§ **What you should do**:
Pull each line containing "JSON" from the data.

§ **Available data**:
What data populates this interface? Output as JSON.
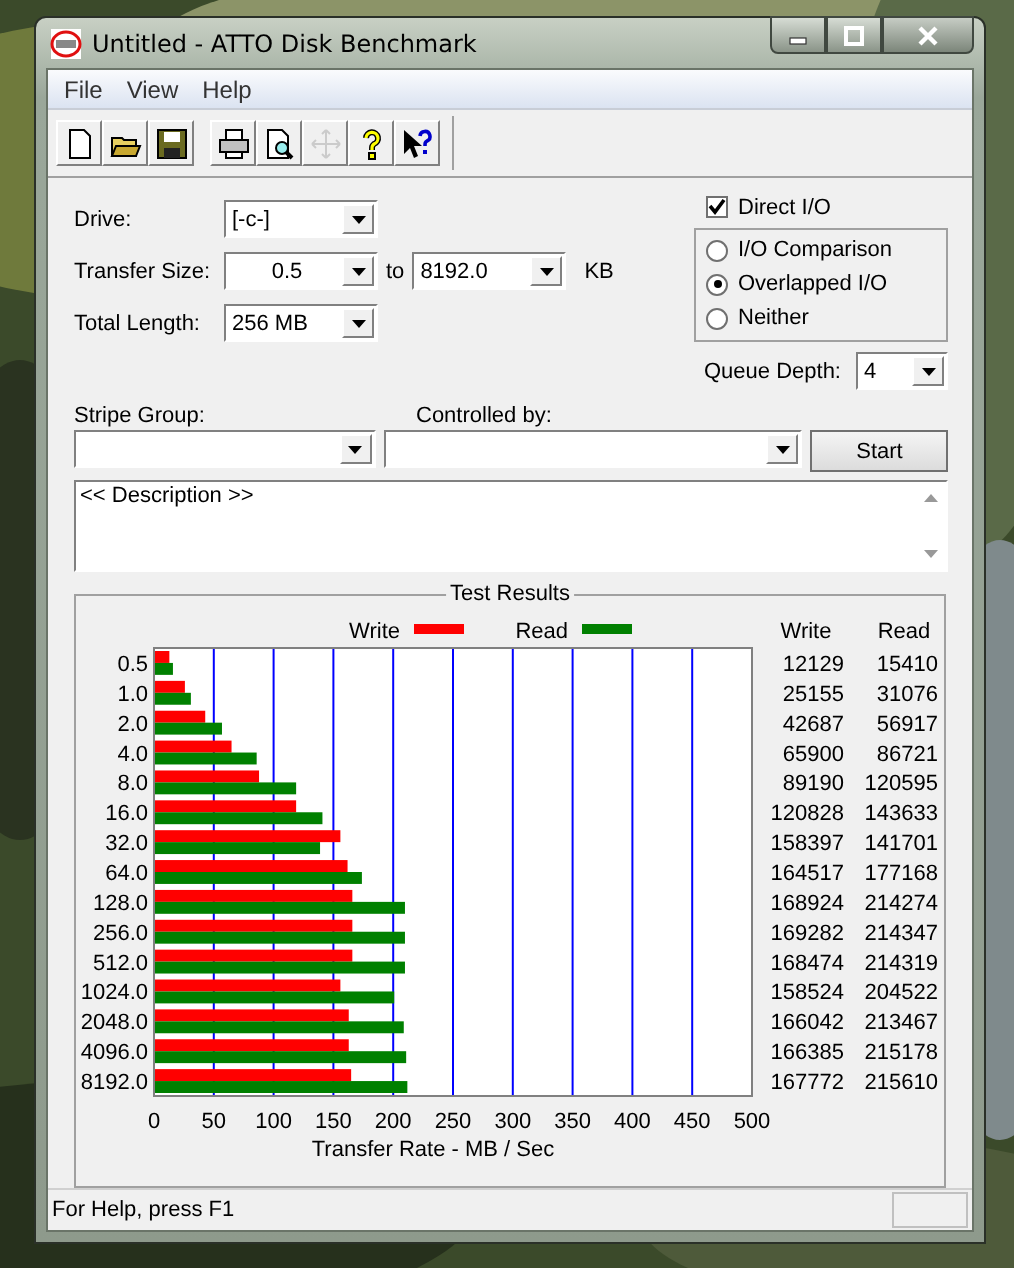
{
  "window": {
    "title": "Untitled - ATTO Disk Benchmark"
  },
  "menu": [
    {
      "label": "File"
    },
    {
      "label": "View"
    },
    {
      "label": "Help"
    }
  ],
  "toolbar": [
    {
      "kind": "new",
      "disabled": false
    },
    {
      "kind": "open",
      "disabled": false
    },
    {
      "kind": "save",
      "disabled": false
    },
    {
      "kind": "print",
      "disabled": false
    },
    {
      "kind": "preview",
      "disabled": false
    },
    {
      "kind": "move",
      "disabled": true
    },
    {
      "kind": "help",
      "disabled": false
    },
    {
      "kind": "context-help",
      "disabled": false
    }
  ],
  "drive": {
    "label": "Drive:",
    "value": "[-c-]"
  },
  "transfer_size": {
    "label": "Transfer Size:",
    "from": "0.5",
    "to_label": "to",
    "to": "8192.0",
    "unit": "KB"
  },
  "total_length": {
    "label": "Total Length:",
    "value": "256 MB"
  },
  "direct_io": {
    "label": "Direct I/O",
    "checked": true
  },
  "io_modes": [
    {
      "label": "I/O Comparison",
      "selected": false
    },
    {
      "label": "Overlapped I/O",
      "selected": true
    },
    {
      "label": "Neither",
      "selected": false
    }
  ],
  "queue_depth": {
    "label": "Queue Depth:",
    "value": "4"
  },
  "stripe_group": {
    "label": "Stripe Group:"
  },
  "controlled_by": {
    "label": "Controlled by:"
  },
  "start_button": "Start",
  "description": "<< Description >>",
  "test_results": {
    "title": "Test Results",
    "columns": [
      "Write",
      "Read"
    ],
    "rows": [
      {
        "write": "12129",
        "read": "15410"
      },
      {
        "write": "25155",
        "read": "31076"
      },
      {
        "write": "42687",
        "read": "56917"
      },
      {
        "write": "65900",
        "read": "86721"
      },
      {
        "write": "89190",
        "read": "120595"
      },
      {
        "write": "120828",
        "read": "143633"
      },
      {
        "write": "158397",
        "read": "141701"
      },
      {
        "write": "164517",
        "read": "177168"
      },
      {
        "write": "168924",
        "read": "214274"
      },
      {
        "write": "169282",
        "read": "214347"
      },
      {
        "write": "168474",
        "read": "214319"
      },
      {
        "write": "158524",
        "read": "204522"
      },
      {
        "write": "166042",
        "read": "213467"
      },
      {
        "write": "166385",
        "read": "215178"
      },
      {
        "write": "167772",
        "read": "215610"
      }
    ],
    "chart_data": {
      "type": "bar",
      "orientation": "horizontal",
      "xlabel": "Transfer Rate - MB / Sec",
      "categories": [
        "0.5",
        "1.0",
        "2.0",
        "4.0",
        "8.0",
        "16.0",
        "32.0",
        "64.0",
        "128.0",
        "256.0",
        "512.0",
        "1024.0",
        "2048.0",
        "4096.0",
        "8192.0"
      ],
      "series": [
        {
          "name": "Write",
          "color": "#ff0000",
          "values": [
            12,
            25,
            42,
            64,
            87,
            118,
            155,
            161,
            165,
            165,
            165,
            155,
            162,
            162,
            164
          ]
        },
        {
          "name": "Read",
          "color": "#008000",
          "values": [
            15,
            30,
            56,
            85,
            118,
            140,
            138,
            173,
            209,
            209,
            209,
            200,
            208,
            210,
            211
          ]
        }
      ],
      "grid": true,
      "legend": true,
      "xlim": [
        0,
        500
      ],
      "xticks": [
        0,
        50,
        100,
        150,
        200,
        250,
        300,
        350,
        400,
        450,
        500
      ]
    }
  },
  "status_bar": "For Help, press F1"
}
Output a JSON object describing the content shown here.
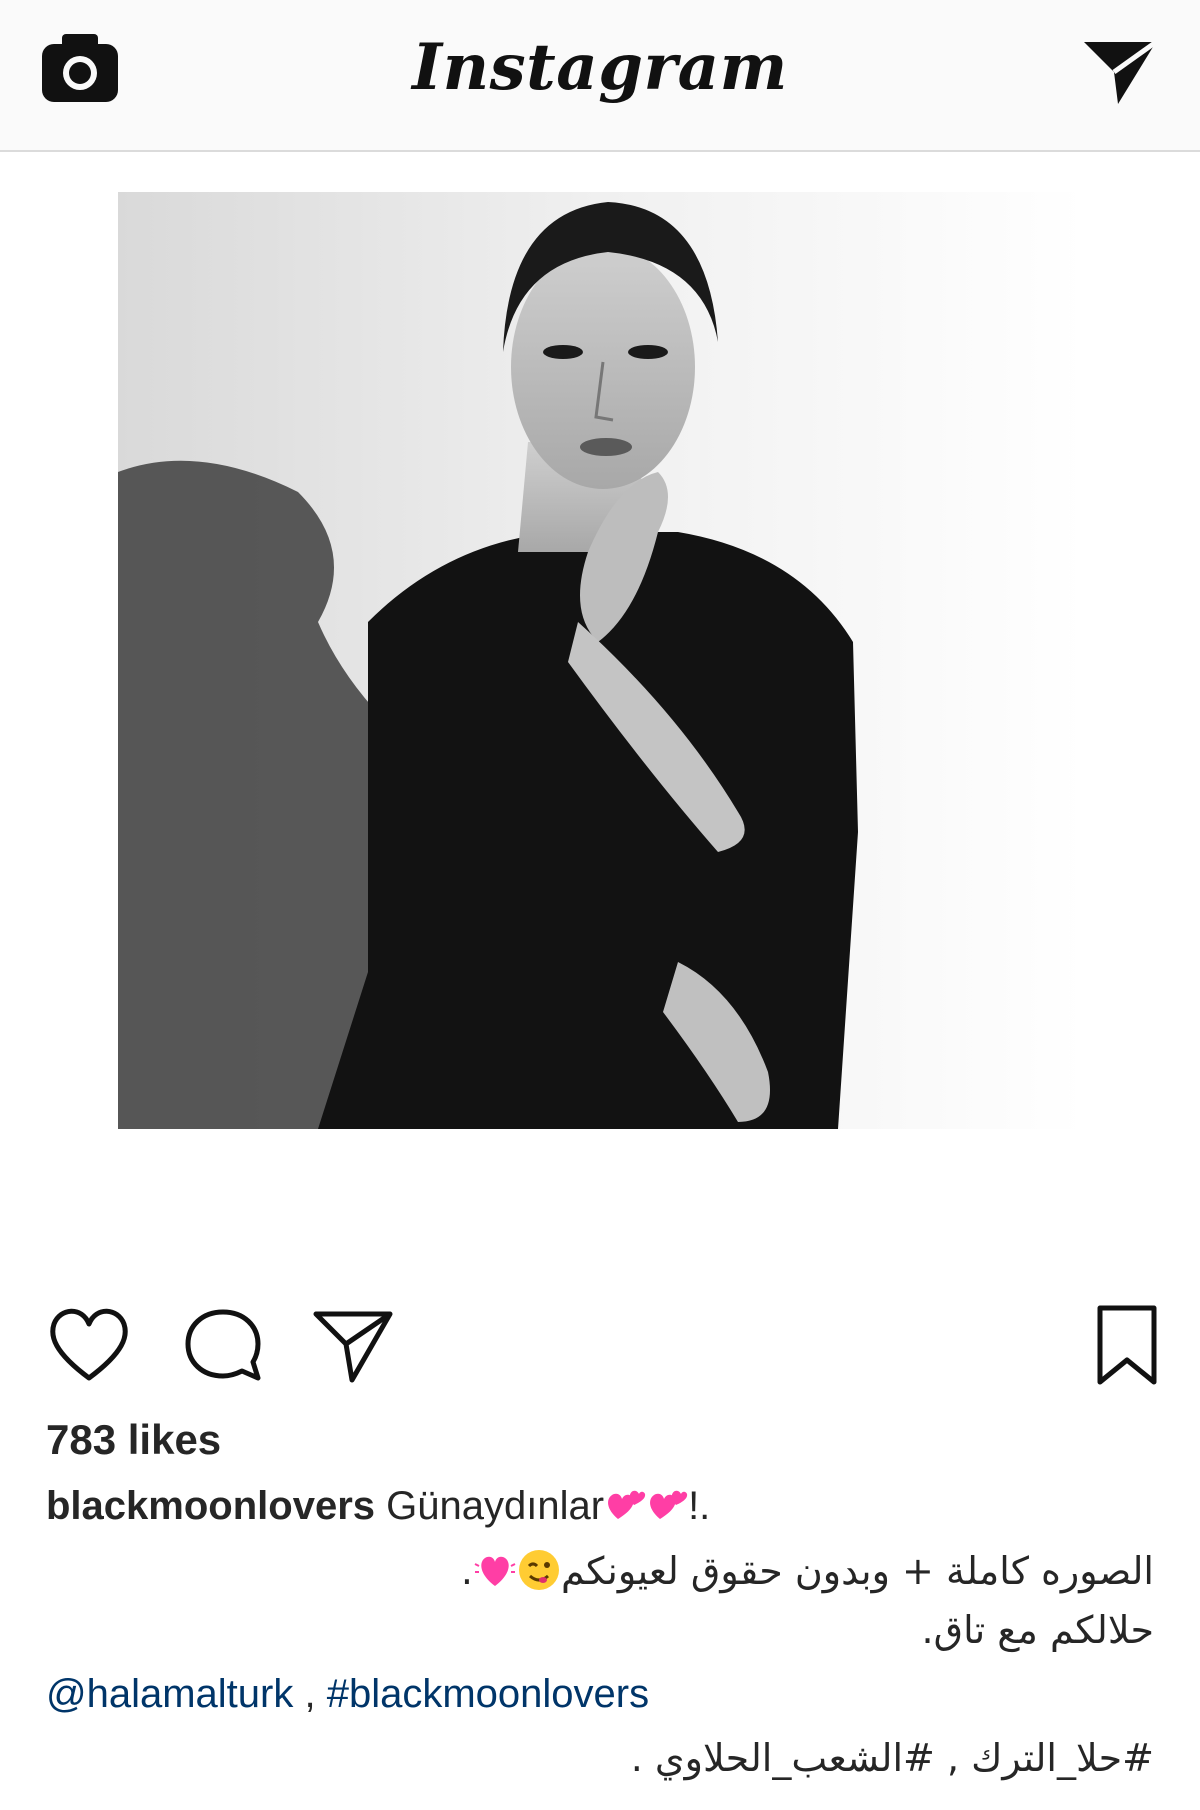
{
  "app": {
    "logo_text": "Instagram",
    "icons": {
      "camera": "camera-icon",
      "direct": "direct-message-icon"
    }
  },
  "post": {
    "photo_description_icon": "photo",
    "actions": {
      "like": "heart-icon",
      "comment": "comment-icon",
      "share": "share-icon",
      "save": "bookmark-icon"
    },
    "likes_text": "783 likes",
    "caption": {
      "username": "blackmoonlovers",
      "text_start": "Günaydınlar",
      "text_end": "!.",
      "line_ar_1": "الصوره كاملة + وبدون حقوق لعيونكم",
      "line_ar_1_end": ".",
      "line_ar_2": "حلالكم مع تاق.",
      "mention": "@halamalturk",
      "separator": " , ",
      "hashtag": "#blackmoonlovers",
      "line_ar_3": "#حلا_الترك , #الشعب_الحلاوي ."
    },
    "colors": {
      "link": "#003569",
      "text": "#262626",
      "heart_emoji": "#ff3ea5"
    }
  }
}
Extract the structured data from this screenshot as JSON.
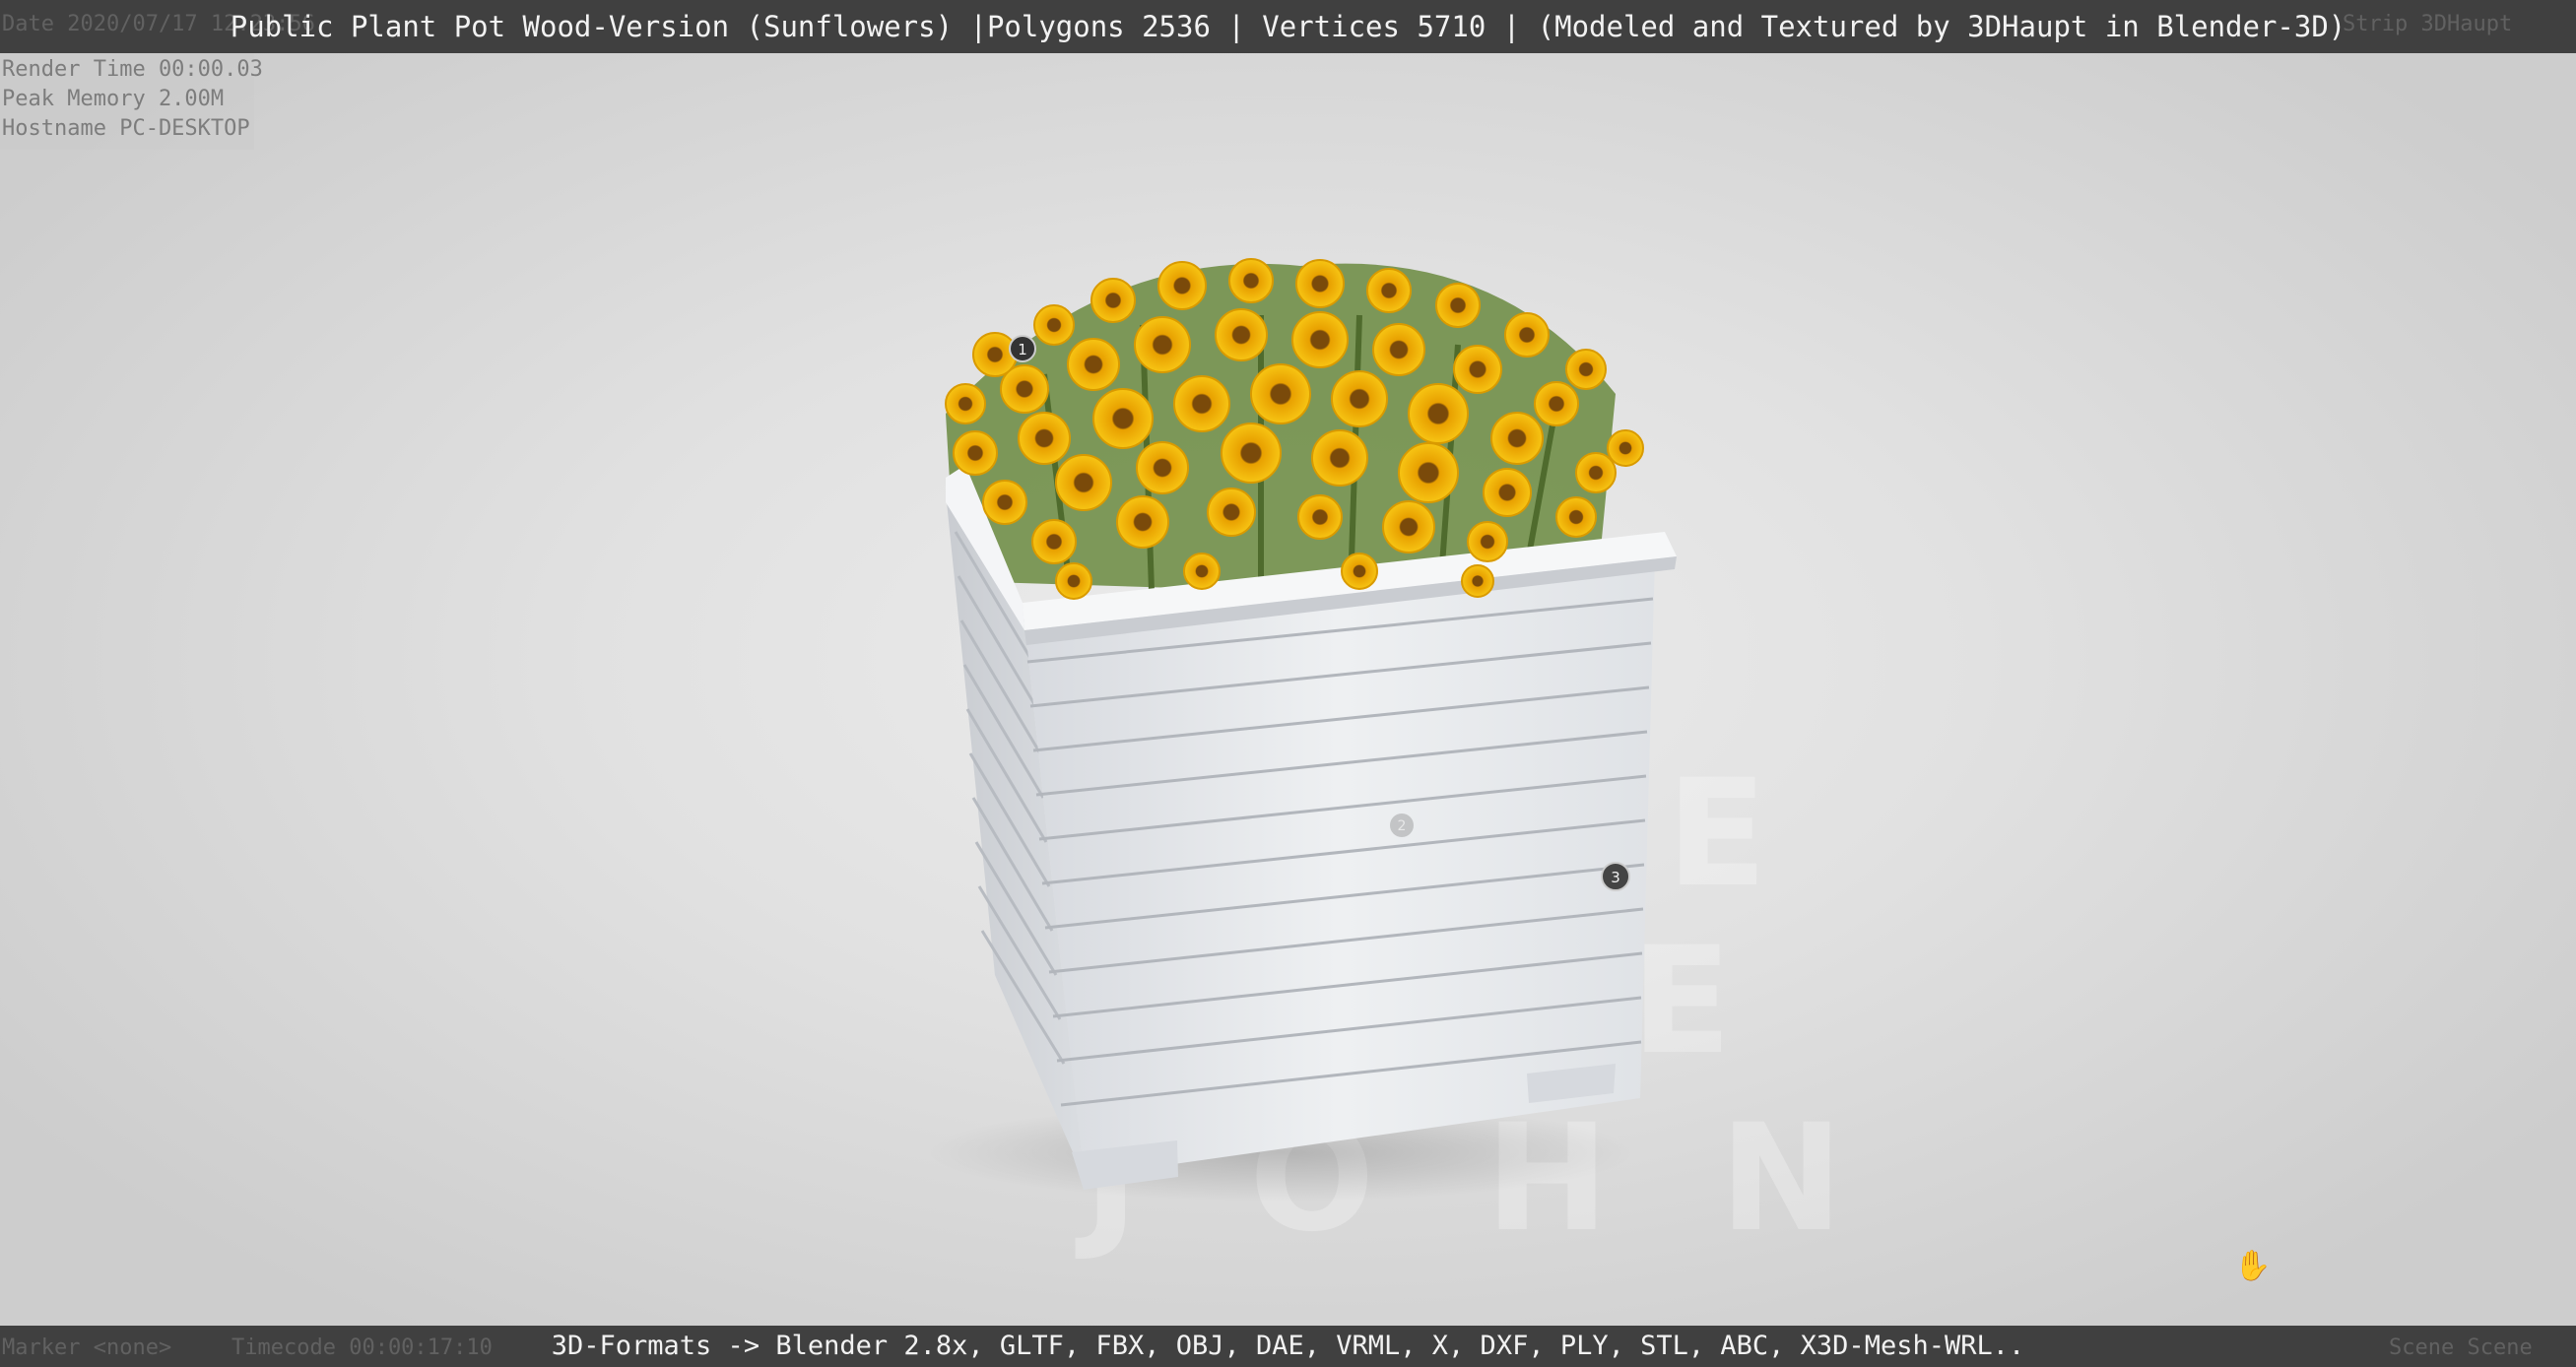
{
  "header": {
    "title": "Public Plant Pot Wood-Version (Sunflowers) |Polygons 2536 | Vertices 5710 | (Modeled and Textured by 3DHaupt in Blender-3D)"
  },
  "footer": {
    "formats": "3D-Formats -> Blender 2.8x, GLTF, FBX, OBJ, DAE, VRML, X, DXF, PLY, STL, ABC, X3D-Mesh-WRL.."
  },
  "overlay": {
    "date": "Date 2020/07/17 12:23:56",
    "render_time": "Render Time 00:00.03",
    "peak_memory": "Peak Memory 2.00M",
    "hostname": "Hostname PC-DESKTOP",
    "strip": "Strip 3DHaupt",
    "marker": "Marker <none>",
    "timecode": "Timecode 00:00:17:10",
    "scene": "Scene Scene"
  },
  "hotspots": [
    "1",
    "2",
    "3"
  ],
  "colors": {
    "bar": "#404040",
    "bar_text": "#f2f2f2",
    "background": "#e1e1e1",
    "petal": "#f2b705",
    "flower_center": "#7a4a0a",
    "stem": "#5d7a3a",
    "pot_wood": "#e9ebee"
  },
  "icons": {
    "cursor": "hand-grab-icon"
  }
}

§ **Answer to the exercise**:
What data populates this interface? Output as JSON.
Output a JSON object describing the content shown here.
Extract the structured data from this screenshot as JSON.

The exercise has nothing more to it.